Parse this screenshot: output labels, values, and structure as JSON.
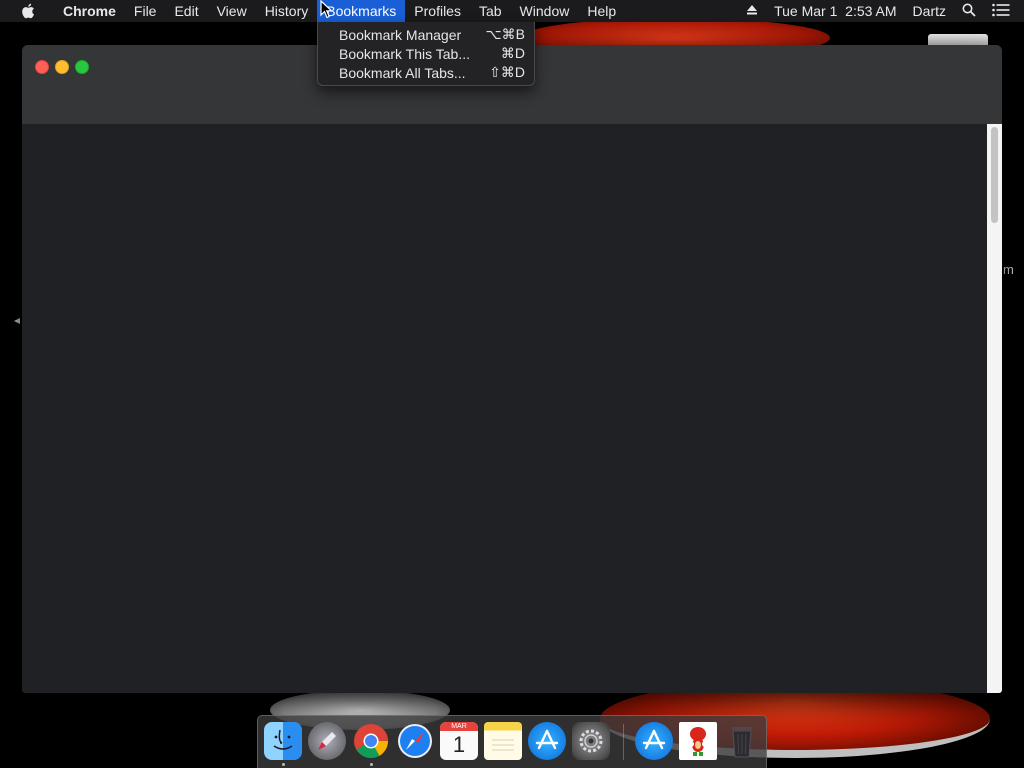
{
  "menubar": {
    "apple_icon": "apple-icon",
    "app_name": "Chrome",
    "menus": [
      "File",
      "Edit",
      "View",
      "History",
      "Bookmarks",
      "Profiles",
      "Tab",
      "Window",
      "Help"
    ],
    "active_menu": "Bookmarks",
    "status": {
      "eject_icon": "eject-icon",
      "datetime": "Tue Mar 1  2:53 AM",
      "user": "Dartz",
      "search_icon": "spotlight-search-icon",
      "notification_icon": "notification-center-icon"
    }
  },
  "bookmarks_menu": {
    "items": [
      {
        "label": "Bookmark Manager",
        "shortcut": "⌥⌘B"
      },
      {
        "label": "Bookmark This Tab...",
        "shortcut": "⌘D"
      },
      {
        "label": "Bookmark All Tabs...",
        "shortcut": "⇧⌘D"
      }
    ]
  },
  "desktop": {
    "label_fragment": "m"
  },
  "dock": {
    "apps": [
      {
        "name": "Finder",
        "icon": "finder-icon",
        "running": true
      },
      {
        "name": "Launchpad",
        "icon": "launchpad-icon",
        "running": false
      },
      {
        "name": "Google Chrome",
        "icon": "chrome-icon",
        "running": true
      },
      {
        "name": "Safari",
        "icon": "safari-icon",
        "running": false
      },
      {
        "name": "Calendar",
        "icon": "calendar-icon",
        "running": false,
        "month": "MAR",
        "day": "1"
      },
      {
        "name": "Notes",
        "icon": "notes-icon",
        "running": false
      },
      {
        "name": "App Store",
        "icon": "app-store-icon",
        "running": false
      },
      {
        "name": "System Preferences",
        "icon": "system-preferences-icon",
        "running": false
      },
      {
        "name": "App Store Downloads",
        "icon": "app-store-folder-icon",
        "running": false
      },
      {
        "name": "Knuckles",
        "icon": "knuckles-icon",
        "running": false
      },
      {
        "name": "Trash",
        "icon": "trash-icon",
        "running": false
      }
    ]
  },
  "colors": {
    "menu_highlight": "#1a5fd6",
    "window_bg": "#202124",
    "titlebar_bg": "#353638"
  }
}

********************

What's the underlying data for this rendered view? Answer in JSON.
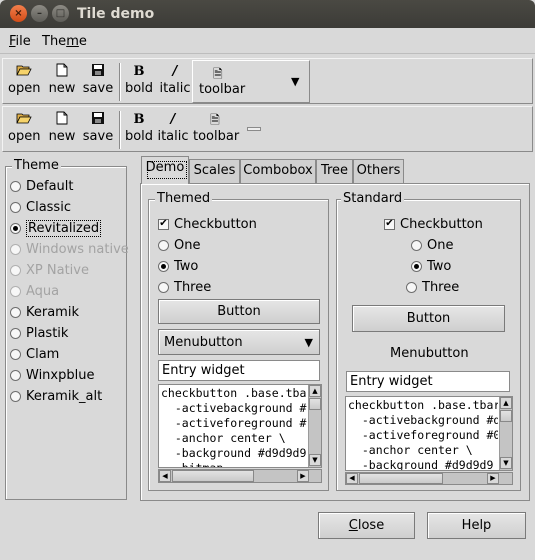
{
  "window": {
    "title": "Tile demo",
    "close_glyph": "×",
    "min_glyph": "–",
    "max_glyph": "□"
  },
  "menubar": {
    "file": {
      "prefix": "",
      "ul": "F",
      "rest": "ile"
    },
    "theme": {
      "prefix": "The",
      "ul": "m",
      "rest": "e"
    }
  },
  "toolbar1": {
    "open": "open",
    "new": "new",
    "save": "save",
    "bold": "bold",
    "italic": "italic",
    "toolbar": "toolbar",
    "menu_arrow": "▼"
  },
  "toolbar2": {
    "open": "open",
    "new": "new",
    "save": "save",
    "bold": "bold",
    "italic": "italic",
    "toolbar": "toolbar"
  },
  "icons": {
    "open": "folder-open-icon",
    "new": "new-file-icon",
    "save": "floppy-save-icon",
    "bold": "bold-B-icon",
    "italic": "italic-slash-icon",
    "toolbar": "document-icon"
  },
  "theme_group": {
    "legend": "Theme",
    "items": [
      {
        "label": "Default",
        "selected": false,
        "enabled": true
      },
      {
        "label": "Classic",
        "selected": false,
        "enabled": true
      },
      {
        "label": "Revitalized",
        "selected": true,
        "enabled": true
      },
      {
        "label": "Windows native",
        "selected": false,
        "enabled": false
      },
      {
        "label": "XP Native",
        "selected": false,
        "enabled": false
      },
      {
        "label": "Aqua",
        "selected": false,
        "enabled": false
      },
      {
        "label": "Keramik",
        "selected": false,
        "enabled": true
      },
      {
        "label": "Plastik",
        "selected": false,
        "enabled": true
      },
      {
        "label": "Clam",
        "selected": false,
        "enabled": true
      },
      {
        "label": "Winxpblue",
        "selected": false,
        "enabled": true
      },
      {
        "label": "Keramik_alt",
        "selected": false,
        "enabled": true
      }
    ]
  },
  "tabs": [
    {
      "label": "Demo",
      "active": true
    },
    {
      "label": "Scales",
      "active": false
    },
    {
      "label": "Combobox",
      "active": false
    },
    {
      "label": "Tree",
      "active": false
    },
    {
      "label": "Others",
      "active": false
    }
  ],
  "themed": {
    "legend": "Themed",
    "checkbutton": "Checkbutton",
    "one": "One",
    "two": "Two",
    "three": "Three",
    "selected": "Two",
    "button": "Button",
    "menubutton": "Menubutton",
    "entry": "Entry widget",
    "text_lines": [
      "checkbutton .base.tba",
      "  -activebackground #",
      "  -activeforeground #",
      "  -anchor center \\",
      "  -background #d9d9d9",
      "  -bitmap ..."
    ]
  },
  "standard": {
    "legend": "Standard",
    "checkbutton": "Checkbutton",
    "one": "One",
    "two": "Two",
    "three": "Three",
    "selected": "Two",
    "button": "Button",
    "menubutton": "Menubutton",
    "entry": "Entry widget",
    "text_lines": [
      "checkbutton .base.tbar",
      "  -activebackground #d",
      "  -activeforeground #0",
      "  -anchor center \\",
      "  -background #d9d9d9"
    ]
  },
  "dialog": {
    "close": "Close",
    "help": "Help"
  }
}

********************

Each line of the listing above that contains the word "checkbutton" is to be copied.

Answer to this problem:
    "checkbutton": "Checkbutton",
      "checkbutton .base.tba",
    "checkbutton": "Checkbutton",
      "checkbutton .base.tbar",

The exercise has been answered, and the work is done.